What is required: Copy each line below exactly as it appears. Pictures are to be omitted.

-------- Data extract

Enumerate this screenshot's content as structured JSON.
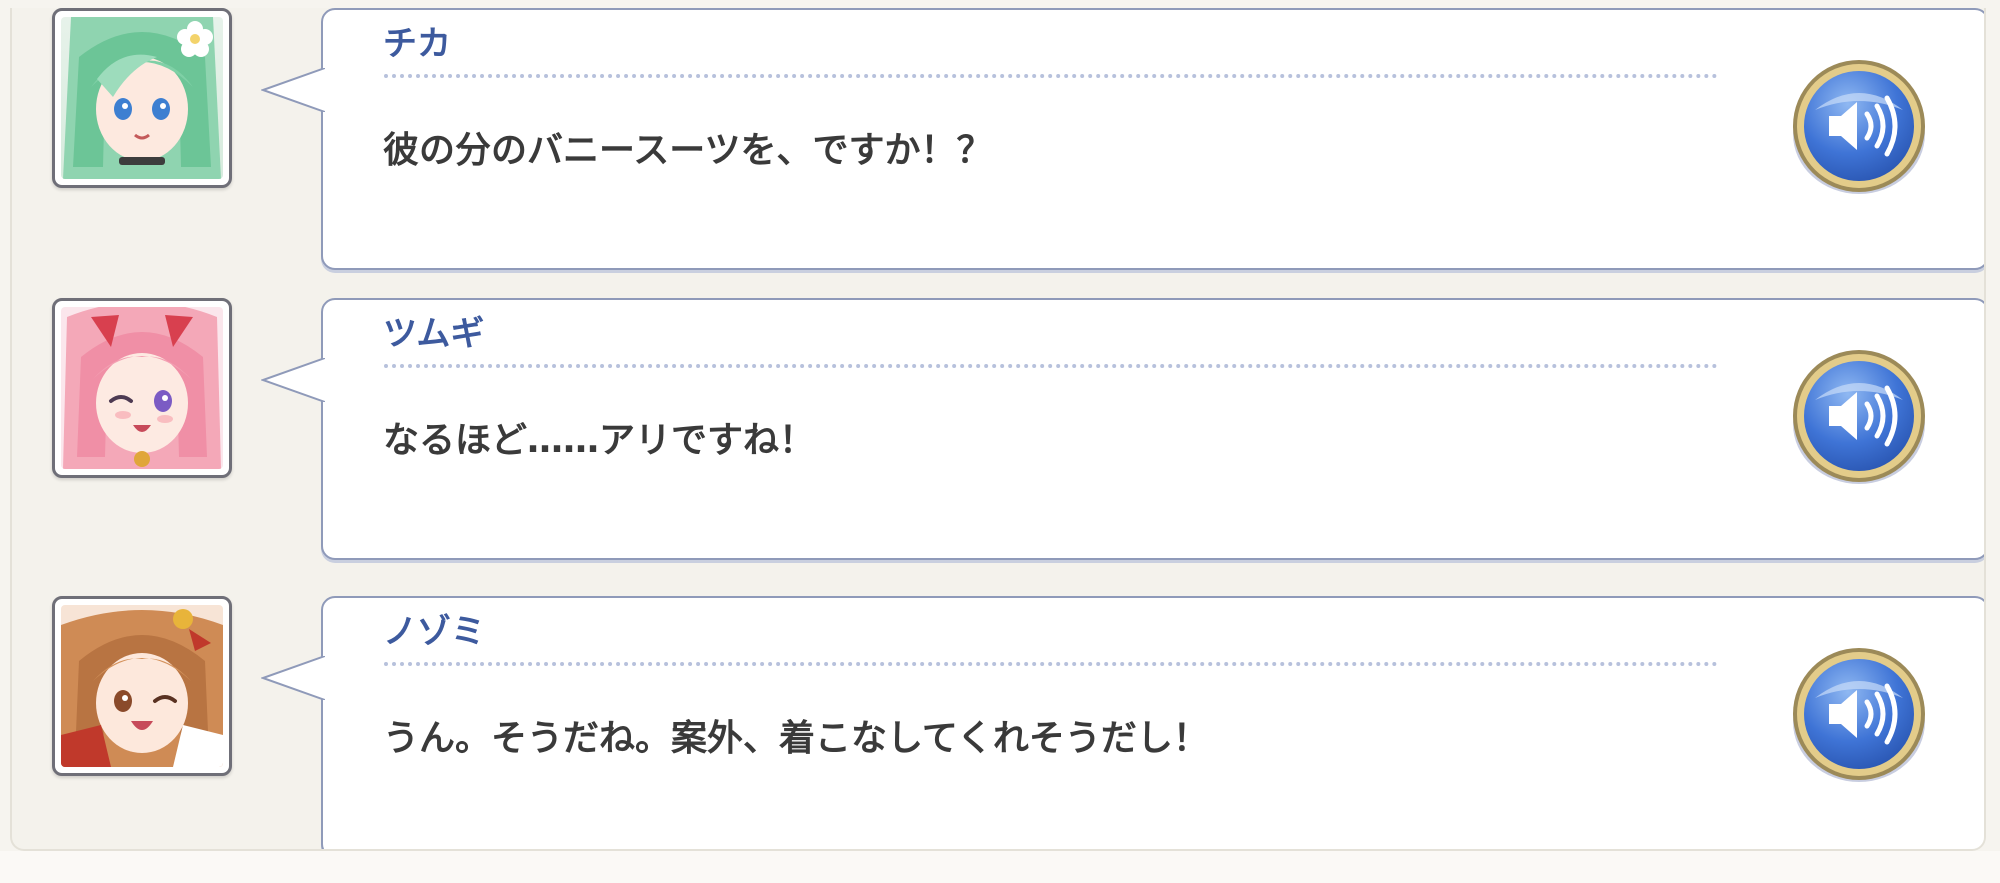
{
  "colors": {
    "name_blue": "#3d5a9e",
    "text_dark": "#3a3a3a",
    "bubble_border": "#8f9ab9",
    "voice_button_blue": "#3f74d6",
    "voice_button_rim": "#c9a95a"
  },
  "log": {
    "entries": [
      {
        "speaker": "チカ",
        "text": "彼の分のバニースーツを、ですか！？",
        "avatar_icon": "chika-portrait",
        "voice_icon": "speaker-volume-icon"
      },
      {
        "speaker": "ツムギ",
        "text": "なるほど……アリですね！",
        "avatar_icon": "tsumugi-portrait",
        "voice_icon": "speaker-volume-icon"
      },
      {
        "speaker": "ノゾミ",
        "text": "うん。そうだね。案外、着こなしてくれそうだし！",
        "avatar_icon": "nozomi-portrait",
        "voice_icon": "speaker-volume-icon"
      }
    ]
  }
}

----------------

Response box:
Enumerate this screenshot's content as structured JSON.
{
  "colors": {
    "name_blue": "#3d5a9e",
    "text_dark": "#3a3a3a",
    "bubble_border": "#8f9ab9",
    "voice_button_blue": "#3f74d6",
    "voice_button_rim": "#c9a95a"
  },
  "log": {
    "entries": [
      {
        "speaker": "チカ",
        "text": "彼の分のバニースーツを、ですか！？",
        "avatar_icon": "chika-portrait",
        "voice_icon": "speaker-volume-icon"
      },
      {
        "speaker": "ツムギ",
        "text": "なるほど……アリですね！",
        "avatar_icon": "tsumugi-portrait",
        "voice_icon": "speaker-volume-icon"
      },
      {
        "speaker": "ノゾミ",
        "text": "うん。そうだね。案外、着こなしてくれそうだし！",
        "avatar_icon": "nozomi-portrait",
        "voice_icon": "speaker-volume-icon"
      }
    ]
  }
}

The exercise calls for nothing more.